Overall, this wasn’t the best pull from the bargain bin. It’s rather forgettable, actually, and unless you’re a diehard MAX Squadron Supreme enthusiast, you can probably afford to miss it.
Marvel, Supervillain Team-Up: M.O.D.O.K.’s 11 #1, 2, 3, 4, written by Fred Van Lente, drawn by Francis Portela, 2007
Let’s end this week on a positive, shall we? With Fred Van Lente writing and Francis Portella drawing, how can we not!?
I’m going to start this one in a bit of a reverse fashion. I’ve talked about Francis Portella quite a bit in this column and that column. Why is it this guy’s work is almost exclusive to the bargain bin? I know it’s a bold statement, but he could follow a run by Steve McNiven and not miss a beat. I demand more Francis Portela! I want to see him drawing the books I read every month!
So you know the art is good, and it’s written by Fred Van Lente, so you know it’s written well. Just how well? This is an obvious Ocean’s 11 parody, using D-lister baddies. All your favourites, like Armadillo, Rocket Racer and Puma are here. I’m usually one to root for the lesser known characters, but the cast here is bottom of the barrel. Van Lente sells it, totally. I loved each and every one of these characters by the end of it.
The focal point of this series is fun.
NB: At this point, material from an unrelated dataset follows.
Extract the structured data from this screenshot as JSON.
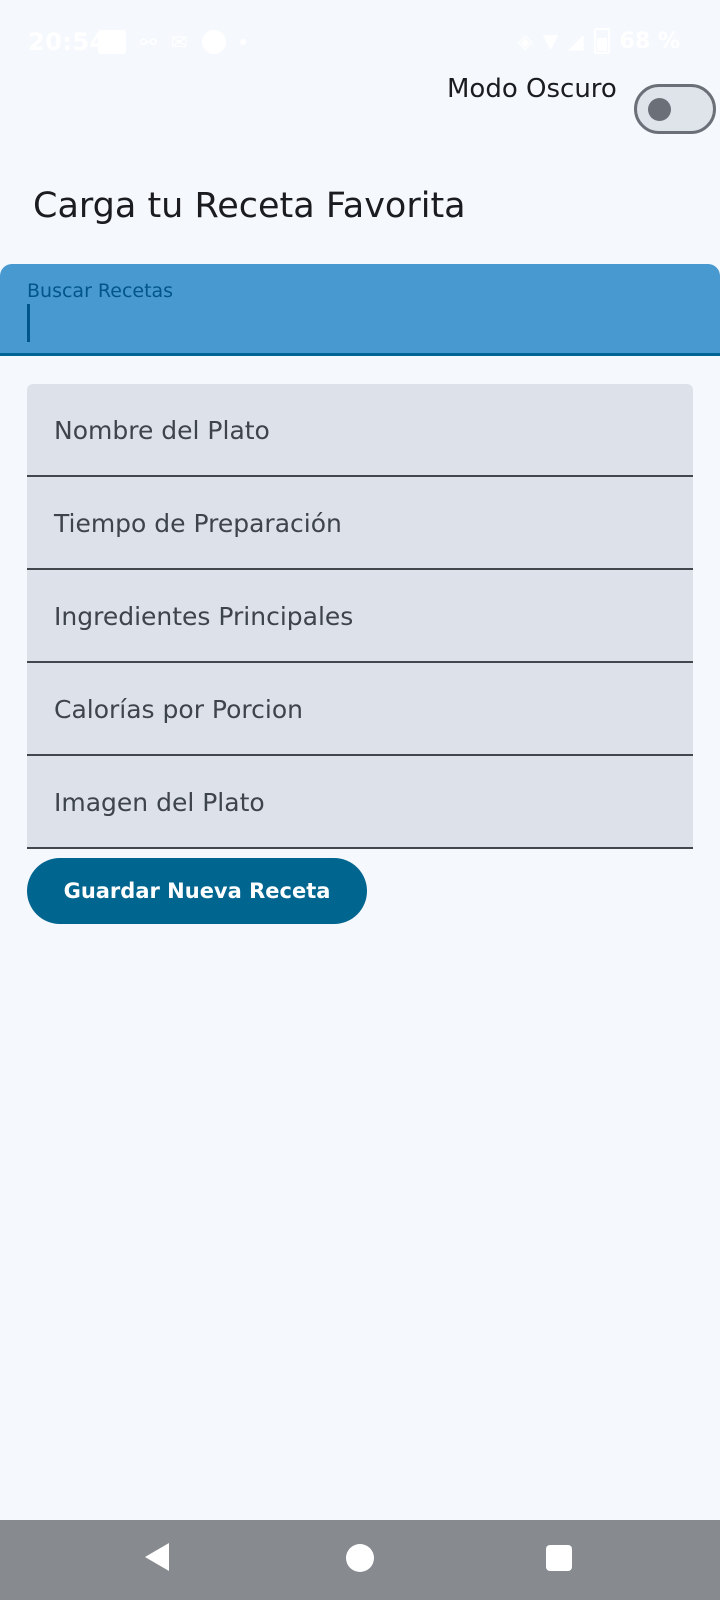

There isn’t much in the way of character development (though Van Lente fits that in too) and tying into the latest event is a non-issue. This is all about a twisty plot, a fun batch of characters with unique personalities and seeing what happens when nothing goes according to plan. Van Lente knows the perfect picture:word ratio and keeps things rolling well. I felt, even without having the entire mini (I’m missing issue 5) that this series could have been shorter, though. Despite keeping us on our toes and tickling funny bones left and right, there’s a still a sense that things are being stretched. Perhaps the plot takes a few too many turns—perhaps there’re just a few too many characters. It’s great, but not perfect.
This is a fun little inconsequential mini that certainly enter
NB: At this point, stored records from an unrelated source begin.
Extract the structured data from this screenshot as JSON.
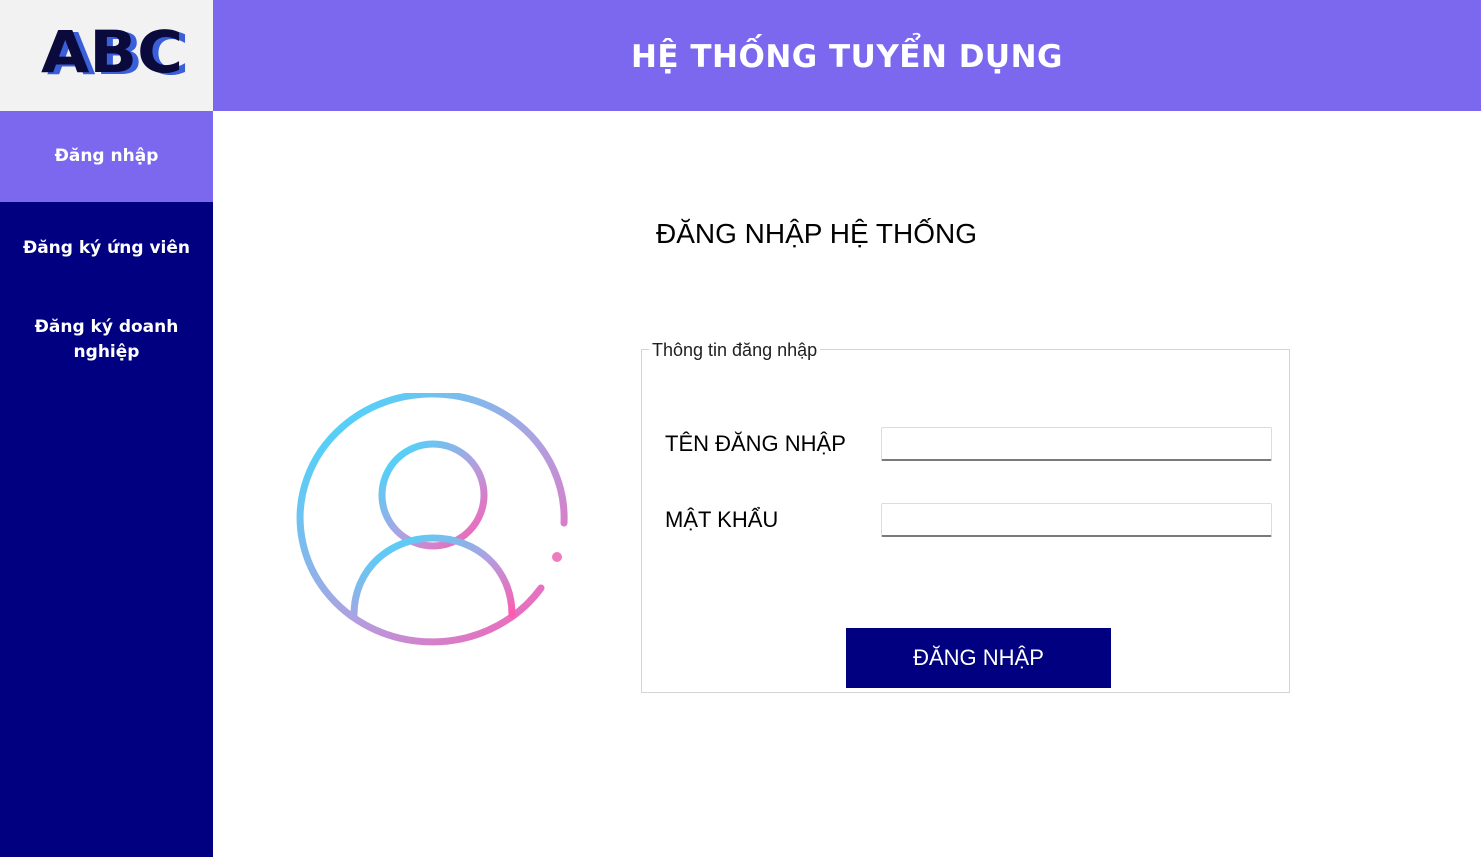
{
  "logo": {
    "text": "ABC",
    "colors": {
      "fill": "#0a0a3c",
      "shadow": "#3a5fd9"
    }
  },
  "header": {
    "title": "HỆ THỐNG TUYỂN DỤNG",
    "background": "#7b68ee"
  },
  "sidebar": {
    "background": "#000080",
    "active_background": "#7b68ee",
    "items": [
      {
        "label": "Đăng nhập",
        "active": true
      },
      {
        "label": "Đăng ký ứng viên",
        "active": false
      },
      {
        "label": "Đăng ký doanh nghiệp",
        "active": false
      }
    ]
  },
  "main": {
    "title": "ĐĂNG NHẬP HỆ THỐNG",
    "avatar_icon": "user-circle-icon",
    "avatar_gradient": [
      "#36e0ff",
      "#ff5ab0"
    ],
    "form": {
      "legend": "Thông tin đăng nhập",
      "username_label": "TÊN ĐĂNG NHẬP",
      "username_value": "",
      "password_label": "MẬT KHẨU",
      "password_value": "",
      "submit_label": "ĐĂNG NHẬP"
    }
  }
}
tains, but unfortunately doesn’t ream in all that memorable. Had it been shorter and more focused I would have enjoyed it more, but as is it still makes a great read.